The experience of Germany suggests that the integration of large amounts of inflexible nuclear baseload generation and/or intermittent renewable generation into the energy system will rapidly become a key issue for the UK. Incidents of renewable supply exceeding demand are rare at present but could rapidly become commonplace. If heat is electrified then peak power flows would greatly increase. Options for coping with the greater demands include reinforcing the transmission infrastructure, building super and/or smart grids, deploying energy storage and creating demand-side management. This project focuses on three energy vectors – electricity, heat and hydrogen – that could have an important role in balancing renewable generation in the future. In contrast to most studies, which tend to examine these vectors in isolation, this project is taking a broader approach that could identify lower-cost pathways that might, for example, use excess renewable electricity to produce stored heat or hydrogen that is stored in the gas networks.

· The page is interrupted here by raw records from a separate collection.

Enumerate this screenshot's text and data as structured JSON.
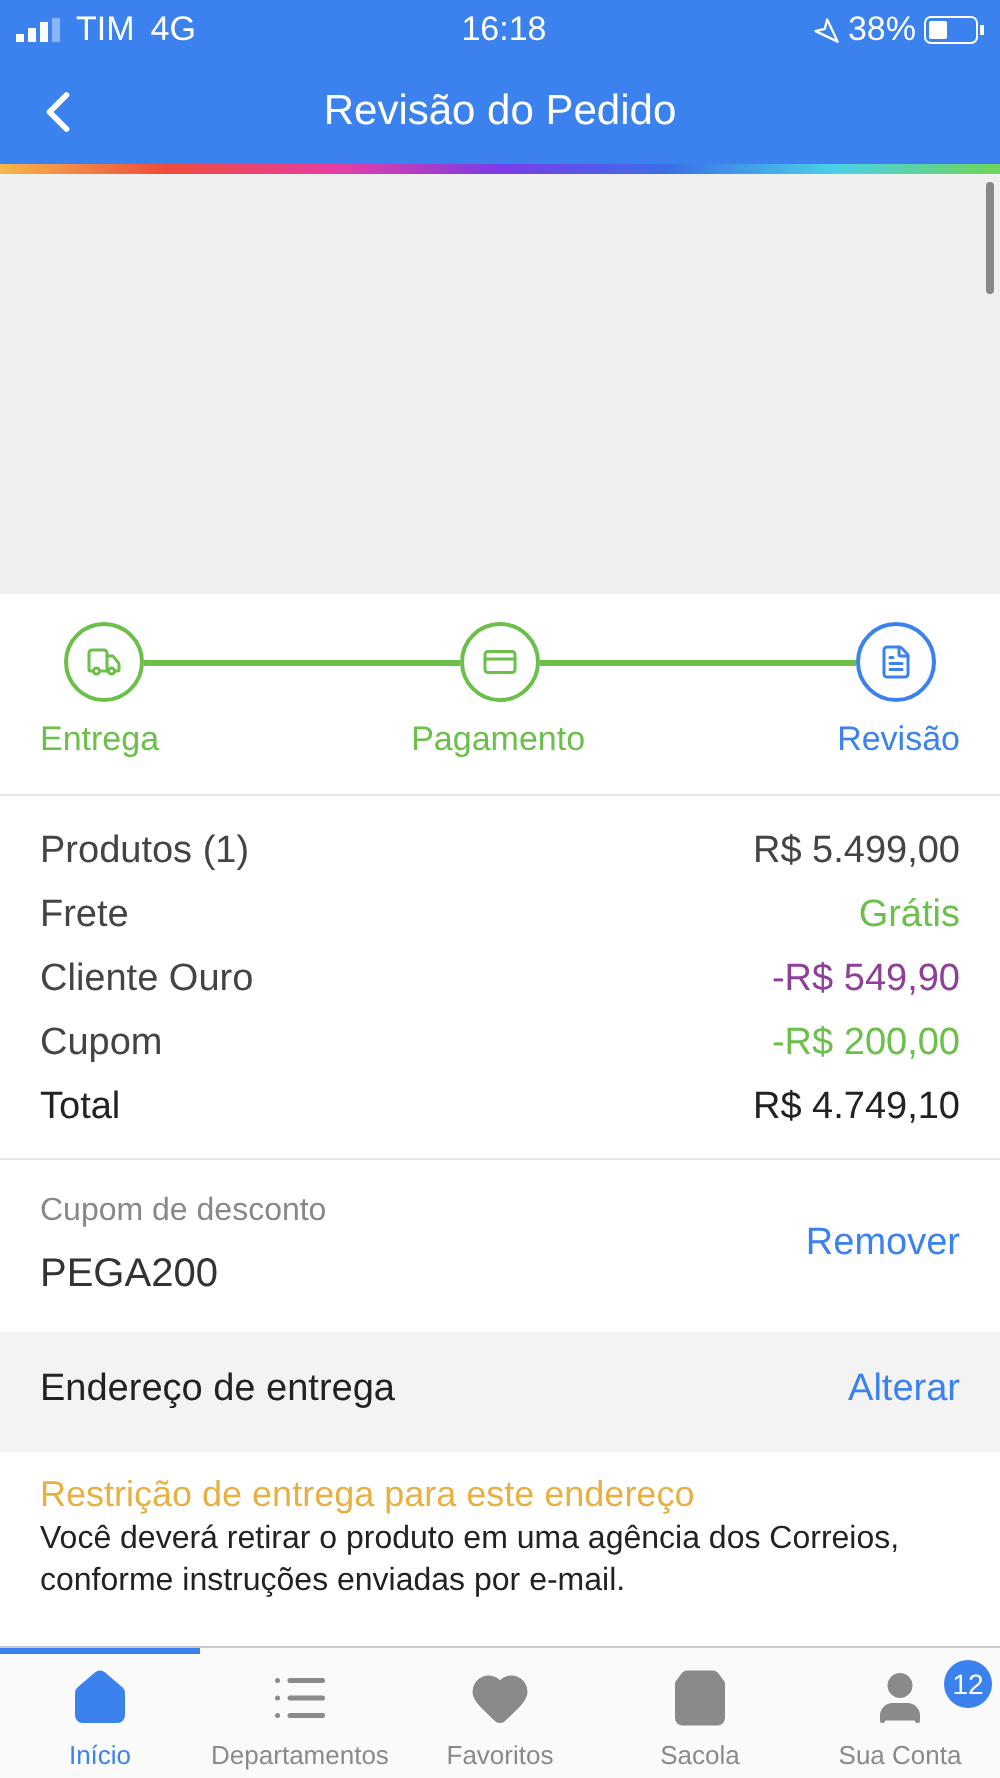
{
  "status_bar": {
    "carrier": "TIM",
    "network": "4G",
    "time": "16:18",
    "battery": "38%"
  },
  "header": {
    "title": "Revisão do Pedido"
  },
  "steps": [
    {
      "label": "Entrega",
      "done": true,
      "selected": false
    },
    {
      "label": "Pagamento",
      "done": true,
      "selected": false
    },
    {
      "label": "Revisão",
      "done": false,
      "selected": true
    }
  ],
  "summary": [
    {
      "label": "Produtos (1)",
      "value": "R$ 5.499,00",
      "color": "#444444"
    },
    {
      "label": "Frete",
      "value": "Grátis",
      "color": "#6cbf4a"
    },
    {
      "label": "Cliente Ouro",
      "value": "-R$ 549,90",
      "color": "#8e3f96"
    },
    {
      "label": "Cupom",
      "value": "-R$ 200,00",
      "color": "#6cbf4a"
    },
    {
      "label": "Total",
      "value": "R$ 4.749,10",
      "color": "#222222"
    }
  ],
  "coupon": {
    "label": "Cupom de desconto",
    "code": "PEGA200",
    "action": "Remover"
  },
  "address": {
    "title": "Endereço de entrega",
    "action": "Alterar",
    "warning_title": "Restrição de entrega para este endereço",
    "warning_text": "Você deverá retirar o produto em uma agência dos Correios, conforme instruções enviadas por e-mail."
  },
  "tabs": [
    {
      "label": "Início",
      "selected": true
    },
    {
      "label": "Departamentos",
      "selected": false
    },
    {
      "label": "Favoritos",
      "selected": false
    },
    {
      "label": "Sacola",
      "selected": false
    },
    {
      "label": "Sua Conta",
      "selected": false,
      "badge": "12"
    }
  ]
}
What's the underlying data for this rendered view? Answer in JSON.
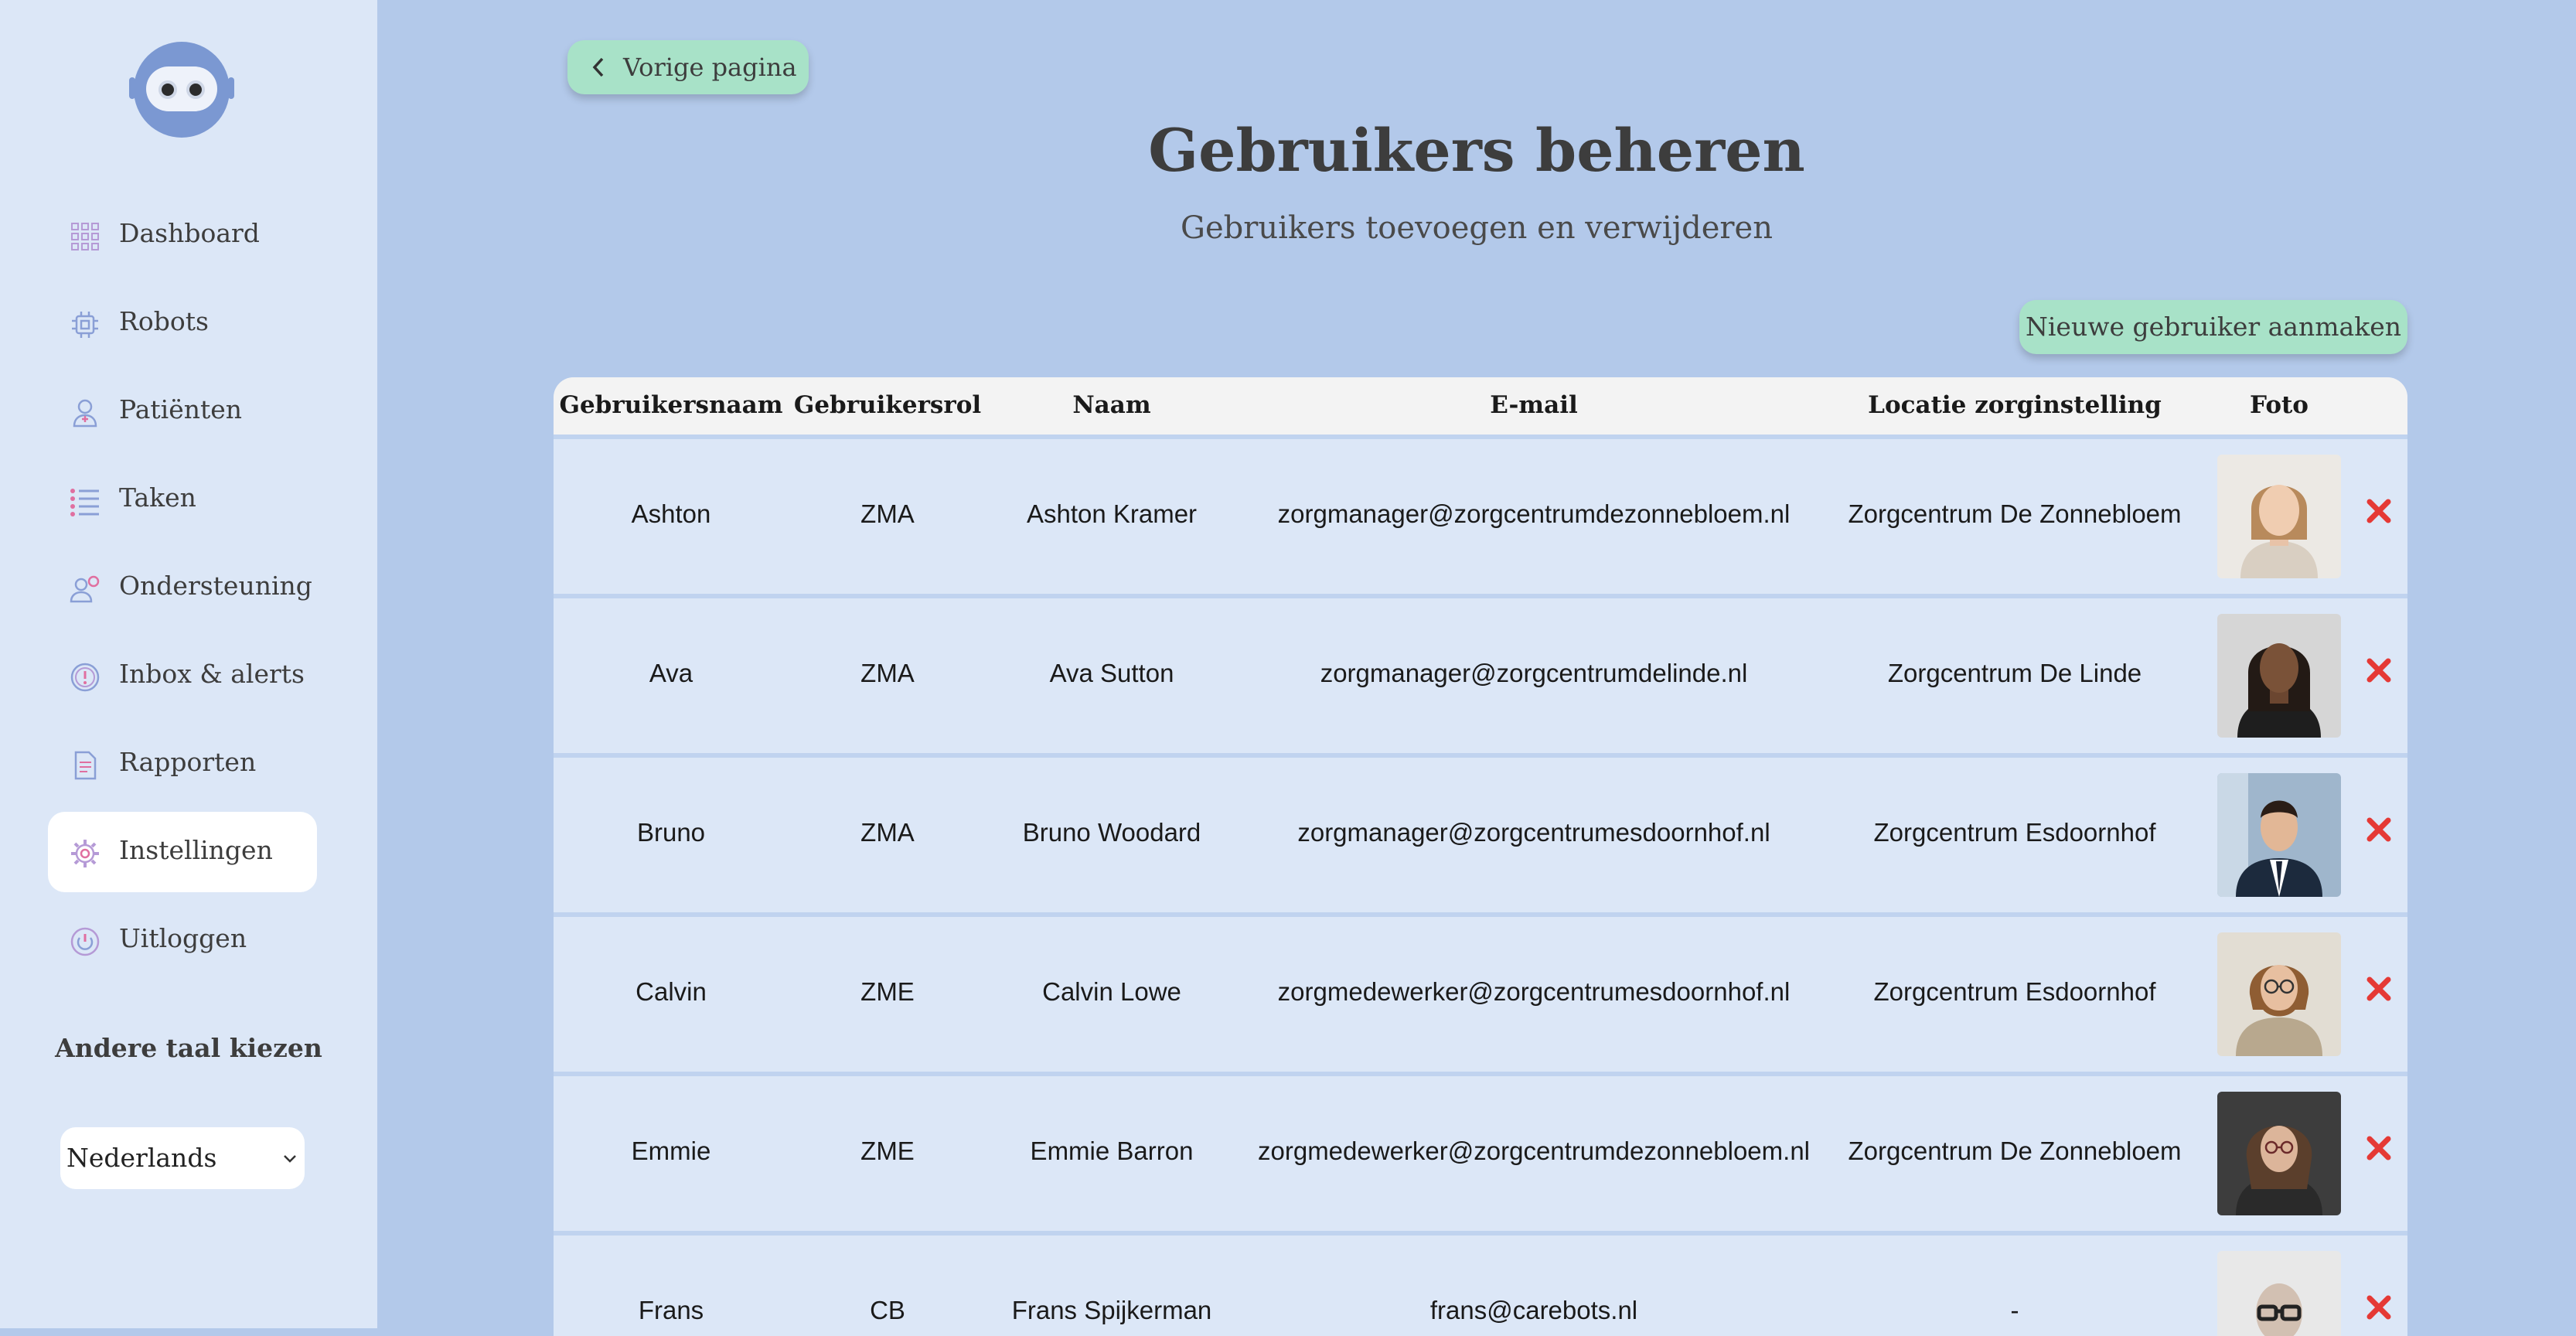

This project is investigating the interactions, synergies and potential conflicts between the large-scale deployment, at different scales, of electricity, hydrogen and heat, especially in respect of the different infrastructures that they require. In close collaboration with the Energy Systems at Multiple Scales programme, the research will undertake engineering and techno-economic analysis of energy vectors, and the technologies and infrastructures that generate and transport them, and will incorporate this analysis in a spatially and temporally-explicit way into energy systems models (including at the European [ETM-UCL] and UK [UKTM-UCL] levels).  This sub-theme is closely linked to the recently started EPSRC Realising Energy Storage Technologies in Low-carbon Energy Systems (RESTLESS) project, which is led by UCL and includes collaborators from the Energy Systems at Multiple Scales programme.